According to reputable sources, Discovery pays its miners depending on how much time they spend in front of the camera. Instead of filming everything, the film crew sets up shots whenever and wherever they feel is best, meaning that some miners act out to get more screentime. In one particularly memorable episode, a verbal argument between Todd Hoffman and one of his crew members turned so ugly that others had to intervene. Although some viewers gave Todd the benefit of the doubt, saying that he was under a lot of pressure, others wondered if he didn’t deliberately stage the argument.
“Gold Rush” isn’t exactly kind to wildlife either. The show’s crew reportedly destroyed a salmon habitat, after driving a 50-ton piece of mining equipment through it; although salmon habitats are protected, the crew claimed that they were allowed to drive their machinery across streams and rivers. On another occasion, a bear wandered too close to the miners, and was tracked down and killed by Mike Halstead, who was strongly criticized for his actions, as the bear was retreating.
Like Dustin Otteson and Dustin Hurst, Mike is just one of many miners who vanished from one episode to another, and was never mentioned again; this can be somewhat confusing and frustrating for viewers, especially as no explanation is given. After six seasons, Dave Turin also disappeared from “Gold Rush”, although in his case it was due to a brawl between himself and another miner.

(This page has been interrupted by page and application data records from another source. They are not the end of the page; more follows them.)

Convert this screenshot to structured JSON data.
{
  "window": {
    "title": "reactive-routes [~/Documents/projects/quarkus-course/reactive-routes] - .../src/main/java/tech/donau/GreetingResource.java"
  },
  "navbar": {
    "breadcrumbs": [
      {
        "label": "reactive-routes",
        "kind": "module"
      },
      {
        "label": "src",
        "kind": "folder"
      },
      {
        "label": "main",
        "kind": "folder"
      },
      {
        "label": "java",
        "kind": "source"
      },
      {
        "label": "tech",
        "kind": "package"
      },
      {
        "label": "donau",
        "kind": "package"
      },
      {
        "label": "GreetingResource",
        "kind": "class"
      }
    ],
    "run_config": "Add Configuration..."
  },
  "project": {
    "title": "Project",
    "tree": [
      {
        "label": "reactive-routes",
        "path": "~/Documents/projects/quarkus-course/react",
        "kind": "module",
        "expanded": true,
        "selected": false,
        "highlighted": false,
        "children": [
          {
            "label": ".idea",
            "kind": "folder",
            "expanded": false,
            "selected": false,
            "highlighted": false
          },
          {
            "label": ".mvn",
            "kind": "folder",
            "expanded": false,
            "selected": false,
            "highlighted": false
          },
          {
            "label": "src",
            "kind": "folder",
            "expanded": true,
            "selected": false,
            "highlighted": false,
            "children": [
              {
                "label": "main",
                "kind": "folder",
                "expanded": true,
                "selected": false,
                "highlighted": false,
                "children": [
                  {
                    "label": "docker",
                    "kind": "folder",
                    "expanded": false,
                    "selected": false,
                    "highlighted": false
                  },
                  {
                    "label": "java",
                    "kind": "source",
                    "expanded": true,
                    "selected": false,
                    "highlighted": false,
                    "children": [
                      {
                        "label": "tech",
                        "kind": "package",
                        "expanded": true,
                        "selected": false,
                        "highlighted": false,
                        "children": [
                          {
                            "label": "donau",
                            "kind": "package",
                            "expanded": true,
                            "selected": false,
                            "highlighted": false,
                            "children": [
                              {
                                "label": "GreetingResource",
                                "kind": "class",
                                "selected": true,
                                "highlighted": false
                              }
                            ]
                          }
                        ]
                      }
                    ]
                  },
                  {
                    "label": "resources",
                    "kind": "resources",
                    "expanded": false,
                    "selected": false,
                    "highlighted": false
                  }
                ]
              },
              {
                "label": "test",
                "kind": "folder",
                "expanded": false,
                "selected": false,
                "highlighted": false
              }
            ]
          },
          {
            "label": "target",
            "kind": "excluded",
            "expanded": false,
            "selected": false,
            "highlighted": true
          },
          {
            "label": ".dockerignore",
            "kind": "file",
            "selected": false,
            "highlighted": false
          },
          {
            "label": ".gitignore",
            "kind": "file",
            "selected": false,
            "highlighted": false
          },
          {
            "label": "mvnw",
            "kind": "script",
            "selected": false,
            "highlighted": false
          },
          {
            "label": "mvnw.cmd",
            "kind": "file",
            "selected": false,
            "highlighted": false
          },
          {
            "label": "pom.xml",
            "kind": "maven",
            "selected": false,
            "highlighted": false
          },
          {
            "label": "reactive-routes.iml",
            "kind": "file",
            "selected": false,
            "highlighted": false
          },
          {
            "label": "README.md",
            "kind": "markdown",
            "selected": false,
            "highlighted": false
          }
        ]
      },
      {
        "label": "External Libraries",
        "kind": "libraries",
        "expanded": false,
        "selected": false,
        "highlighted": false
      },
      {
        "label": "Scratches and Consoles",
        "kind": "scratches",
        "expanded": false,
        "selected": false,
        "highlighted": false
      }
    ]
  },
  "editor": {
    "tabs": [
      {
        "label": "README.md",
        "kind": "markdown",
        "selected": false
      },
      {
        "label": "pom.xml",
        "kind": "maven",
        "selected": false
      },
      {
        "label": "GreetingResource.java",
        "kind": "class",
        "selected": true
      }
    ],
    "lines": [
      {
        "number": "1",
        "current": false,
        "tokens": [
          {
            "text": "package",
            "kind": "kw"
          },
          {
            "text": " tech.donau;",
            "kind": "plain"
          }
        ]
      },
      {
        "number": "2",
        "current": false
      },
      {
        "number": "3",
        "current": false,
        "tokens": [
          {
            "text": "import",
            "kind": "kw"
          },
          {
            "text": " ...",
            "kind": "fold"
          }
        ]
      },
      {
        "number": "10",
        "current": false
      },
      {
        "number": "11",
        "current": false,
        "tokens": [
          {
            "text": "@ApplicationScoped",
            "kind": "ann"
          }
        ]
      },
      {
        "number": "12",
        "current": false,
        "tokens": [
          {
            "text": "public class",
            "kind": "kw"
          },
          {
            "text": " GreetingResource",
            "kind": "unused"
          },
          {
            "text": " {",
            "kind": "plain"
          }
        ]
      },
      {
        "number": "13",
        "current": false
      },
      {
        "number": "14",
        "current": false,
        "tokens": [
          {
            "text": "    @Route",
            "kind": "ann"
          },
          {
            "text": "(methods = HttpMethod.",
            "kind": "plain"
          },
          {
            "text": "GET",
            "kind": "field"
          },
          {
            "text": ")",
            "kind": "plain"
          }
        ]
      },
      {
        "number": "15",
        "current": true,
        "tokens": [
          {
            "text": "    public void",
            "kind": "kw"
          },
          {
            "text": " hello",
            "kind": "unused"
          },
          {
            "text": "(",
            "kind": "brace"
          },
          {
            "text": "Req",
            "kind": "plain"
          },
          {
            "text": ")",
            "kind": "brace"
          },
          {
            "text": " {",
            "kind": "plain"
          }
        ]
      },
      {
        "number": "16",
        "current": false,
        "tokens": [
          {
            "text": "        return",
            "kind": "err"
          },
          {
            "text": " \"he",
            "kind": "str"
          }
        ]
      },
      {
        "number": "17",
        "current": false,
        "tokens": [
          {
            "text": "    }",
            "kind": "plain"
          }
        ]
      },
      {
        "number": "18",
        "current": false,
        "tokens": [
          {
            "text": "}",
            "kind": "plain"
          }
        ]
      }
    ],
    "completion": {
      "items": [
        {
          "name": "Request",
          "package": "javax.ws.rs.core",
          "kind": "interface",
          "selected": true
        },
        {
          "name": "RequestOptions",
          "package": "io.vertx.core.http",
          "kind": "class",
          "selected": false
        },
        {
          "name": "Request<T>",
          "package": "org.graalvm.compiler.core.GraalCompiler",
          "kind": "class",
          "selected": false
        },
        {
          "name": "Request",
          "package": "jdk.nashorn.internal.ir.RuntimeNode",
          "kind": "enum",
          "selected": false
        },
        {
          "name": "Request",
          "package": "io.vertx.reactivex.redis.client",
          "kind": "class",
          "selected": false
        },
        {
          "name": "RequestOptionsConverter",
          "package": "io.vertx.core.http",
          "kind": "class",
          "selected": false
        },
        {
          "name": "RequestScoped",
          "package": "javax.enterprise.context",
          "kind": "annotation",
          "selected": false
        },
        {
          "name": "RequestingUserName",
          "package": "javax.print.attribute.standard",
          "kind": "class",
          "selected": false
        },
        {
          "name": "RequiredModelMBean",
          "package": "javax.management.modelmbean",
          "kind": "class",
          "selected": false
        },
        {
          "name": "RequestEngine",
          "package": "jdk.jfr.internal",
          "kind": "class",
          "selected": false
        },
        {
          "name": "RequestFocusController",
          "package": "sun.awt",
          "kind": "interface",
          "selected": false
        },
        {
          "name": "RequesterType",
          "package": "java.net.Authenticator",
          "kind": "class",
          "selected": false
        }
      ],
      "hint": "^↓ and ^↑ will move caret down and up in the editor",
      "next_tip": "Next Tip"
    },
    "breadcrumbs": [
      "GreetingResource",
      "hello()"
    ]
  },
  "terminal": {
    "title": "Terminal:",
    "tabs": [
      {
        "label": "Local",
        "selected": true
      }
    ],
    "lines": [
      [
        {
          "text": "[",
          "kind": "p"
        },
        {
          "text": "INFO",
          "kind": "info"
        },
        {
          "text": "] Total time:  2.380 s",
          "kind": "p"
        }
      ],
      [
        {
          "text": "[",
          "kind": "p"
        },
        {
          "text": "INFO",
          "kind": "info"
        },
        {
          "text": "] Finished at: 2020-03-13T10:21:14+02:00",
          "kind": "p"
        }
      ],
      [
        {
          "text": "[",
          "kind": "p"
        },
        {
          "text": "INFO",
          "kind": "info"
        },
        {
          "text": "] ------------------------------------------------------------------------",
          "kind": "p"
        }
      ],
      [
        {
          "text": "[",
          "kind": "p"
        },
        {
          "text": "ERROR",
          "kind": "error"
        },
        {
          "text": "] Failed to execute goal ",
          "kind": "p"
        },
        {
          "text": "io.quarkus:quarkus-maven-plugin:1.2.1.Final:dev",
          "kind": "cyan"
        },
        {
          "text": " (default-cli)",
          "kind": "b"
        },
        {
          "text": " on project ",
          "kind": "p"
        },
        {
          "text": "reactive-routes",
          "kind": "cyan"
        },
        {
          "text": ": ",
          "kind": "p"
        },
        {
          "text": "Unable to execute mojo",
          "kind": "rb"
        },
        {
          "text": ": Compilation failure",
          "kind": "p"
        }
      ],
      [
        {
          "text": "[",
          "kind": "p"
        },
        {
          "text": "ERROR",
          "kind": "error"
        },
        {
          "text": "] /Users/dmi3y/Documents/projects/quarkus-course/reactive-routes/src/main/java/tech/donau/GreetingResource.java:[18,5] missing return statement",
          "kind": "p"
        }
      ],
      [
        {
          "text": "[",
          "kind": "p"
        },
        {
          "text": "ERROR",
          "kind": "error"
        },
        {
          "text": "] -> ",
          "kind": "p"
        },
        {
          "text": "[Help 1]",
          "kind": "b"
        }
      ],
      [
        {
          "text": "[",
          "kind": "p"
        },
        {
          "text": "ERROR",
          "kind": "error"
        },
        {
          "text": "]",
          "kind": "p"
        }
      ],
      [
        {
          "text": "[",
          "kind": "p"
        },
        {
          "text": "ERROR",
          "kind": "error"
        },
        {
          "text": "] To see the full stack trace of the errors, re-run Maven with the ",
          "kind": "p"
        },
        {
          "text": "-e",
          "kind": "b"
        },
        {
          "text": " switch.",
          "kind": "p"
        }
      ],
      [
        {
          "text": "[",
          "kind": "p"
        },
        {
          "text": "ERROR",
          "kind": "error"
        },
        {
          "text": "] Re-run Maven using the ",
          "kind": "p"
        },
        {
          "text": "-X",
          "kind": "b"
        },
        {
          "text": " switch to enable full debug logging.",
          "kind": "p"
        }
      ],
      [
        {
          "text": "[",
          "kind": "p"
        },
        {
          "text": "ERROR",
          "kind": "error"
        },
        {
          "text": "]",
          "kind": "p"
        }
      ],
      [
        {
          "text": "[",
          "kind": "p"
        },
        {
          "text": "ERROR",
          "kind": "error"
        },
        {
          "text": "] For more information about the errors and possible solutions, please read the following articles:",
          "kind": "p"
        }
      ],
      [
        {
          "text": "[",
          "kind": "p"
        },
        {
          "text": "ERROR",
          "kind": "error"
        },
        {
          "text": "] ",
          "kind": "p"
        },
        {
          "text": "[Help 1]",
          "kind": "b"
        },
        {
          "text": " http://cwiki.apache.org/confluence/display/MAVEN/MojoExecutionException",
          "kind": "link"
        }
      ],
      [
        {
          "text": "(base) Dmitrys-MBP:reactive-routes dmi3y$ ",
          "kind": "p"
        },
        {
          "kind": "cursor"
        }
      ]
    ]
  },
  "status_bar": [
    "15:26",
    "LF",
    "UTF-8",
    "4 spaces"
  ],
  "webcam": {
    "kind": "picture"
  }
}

As is the case with the best reality shows, certain cast members are carefully edited and portrayed as bad guys, to make things more interesting. For example, former cast member Jimmy Dorsey sensationally claimed that he was deliberately painted in a negative light and that the show’s production team wanted to create a character, instead of show the world who he really was. Jimmy took things one step further by claiming that the show was largely scripted, with many of the events – including his leaving – being planned out in advance.
Mining communities have also sued the producers and cast members of “Gold Rush” many times. After the 2017 season, some disgruntled residents of South Park, Colorado, filed a lawsuit to prevent the Hoffman crew from returning to their claim in 2018. Although most of the complaints were noise-related, other small communities have alleged that the show’s cast members were mining in residential land.
Whatever the truth is, “Gold Rush” is still one of Discovery’s most popular shows. Season 13 has been airing on the network since October 2022, and has so far received positive reviews.